Is the U.S. Healthcare System Ready for Coronavirus?

With the appearance of confirmed cases of community-acquired COVID-19 in the United States, some experts are concerned that the disease has already spread further than previously thought. We asked Yale’s Howard P. Forman, a practicing radiologist and expert in healthcare management, what’s likely to happen in coming days and whether the U.S. healthcare system is prepared.

Coronavirus testing kit

Centers for Disease Control

  • Howard P. Forman
    Professor of Radiology and Biomedical Imaging, Economics, Public Health, and Management; Co-founder, Pozen-Commonwealth Fund Fellowship in Health Equity Leadership, MD/MBA Program, and MBA for Executives Program

What do you think is the likely course of the disease in the U.S.?
There is absolutely going to be an explosion in the number of identified cases. But how fast that number increases is highly dependent on how fast we can test. As of today, we have done inadequate testing and today’s announcement of 15,000 kits “in the mail” per the White House is woefully inadequate for a population that is rightfully concerned and a healthcare community that has too little useful information.

How is this likely to stress the healthcare system?
We are going to see a large number of mildly symptomatic patients coming to attention and requiring primary care, urgent care, and emergency department encounters. Even in a normal influenza season, our emergency departments are stretched. My field of radiology may be stretched more than with other illnesses as computed tomography of the chest may be useful as screening. For the most acutely ill, ventilator beds are in short supply. Our system has limited capacity for extraordinary events. But disaster planning can help a lot here and most major institutions have plans for this.

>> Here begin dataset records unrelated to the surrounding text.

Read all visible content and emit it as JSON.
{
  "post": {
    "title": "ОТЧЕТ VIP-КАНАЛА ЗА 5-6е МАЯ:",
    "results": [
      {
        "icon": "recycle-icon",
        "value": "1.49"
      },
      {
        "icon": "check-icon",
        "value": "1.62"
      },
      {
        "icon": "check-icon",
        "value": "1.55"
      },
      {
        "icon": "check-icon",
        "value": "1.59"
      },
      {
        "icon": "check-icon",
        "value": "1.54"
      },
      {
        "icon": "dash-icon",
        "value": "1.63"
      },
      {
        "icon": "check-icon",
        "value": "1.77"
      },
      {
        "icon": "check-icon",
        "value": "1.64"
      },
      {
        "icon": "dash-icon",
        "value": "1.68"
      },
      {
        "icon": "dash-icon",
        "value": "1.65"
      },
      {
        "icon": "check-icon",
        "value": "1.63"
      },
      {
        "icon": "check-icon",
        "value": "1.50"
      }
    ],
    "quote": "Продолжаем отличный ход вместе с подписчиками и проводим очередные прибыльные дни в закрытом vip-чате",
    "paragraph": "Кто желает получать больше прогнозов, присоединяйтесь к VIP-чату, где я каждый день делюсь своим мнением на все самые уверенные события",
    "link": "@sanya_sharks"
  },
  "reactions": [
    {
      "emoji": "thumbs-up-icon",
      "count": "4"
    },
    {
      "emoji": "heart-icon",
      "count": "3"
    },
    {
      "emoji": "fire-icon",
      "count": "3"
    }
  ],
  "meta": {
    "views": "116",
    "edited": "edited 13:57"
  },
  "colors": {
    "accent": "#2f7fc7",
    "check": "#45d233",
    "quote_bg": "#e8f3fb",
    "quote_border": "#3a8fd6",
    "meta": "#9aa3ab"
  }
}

What steps should people take? What are good sources of information about the disease?
The CDC, WHO, and other global public health agencies have done a great job at communicating the symptoms (fever, cough, fatigue, sputum production, shortness of breath, etc.) and the guidelines and guidance regarding testing and treatment. People need to avoid panicking. The numbers may look gruesome over the next week or so, but these are existing cases that are finally being diagnosed. Our public health and healthcare infrastructure is very strong but it will be tested. I am confident that through adequate detection, we will contain this. I would refer the reader to the excellent piece about Professor Ed Kaplan for some more optimistic thoughts.

Department: Three Questions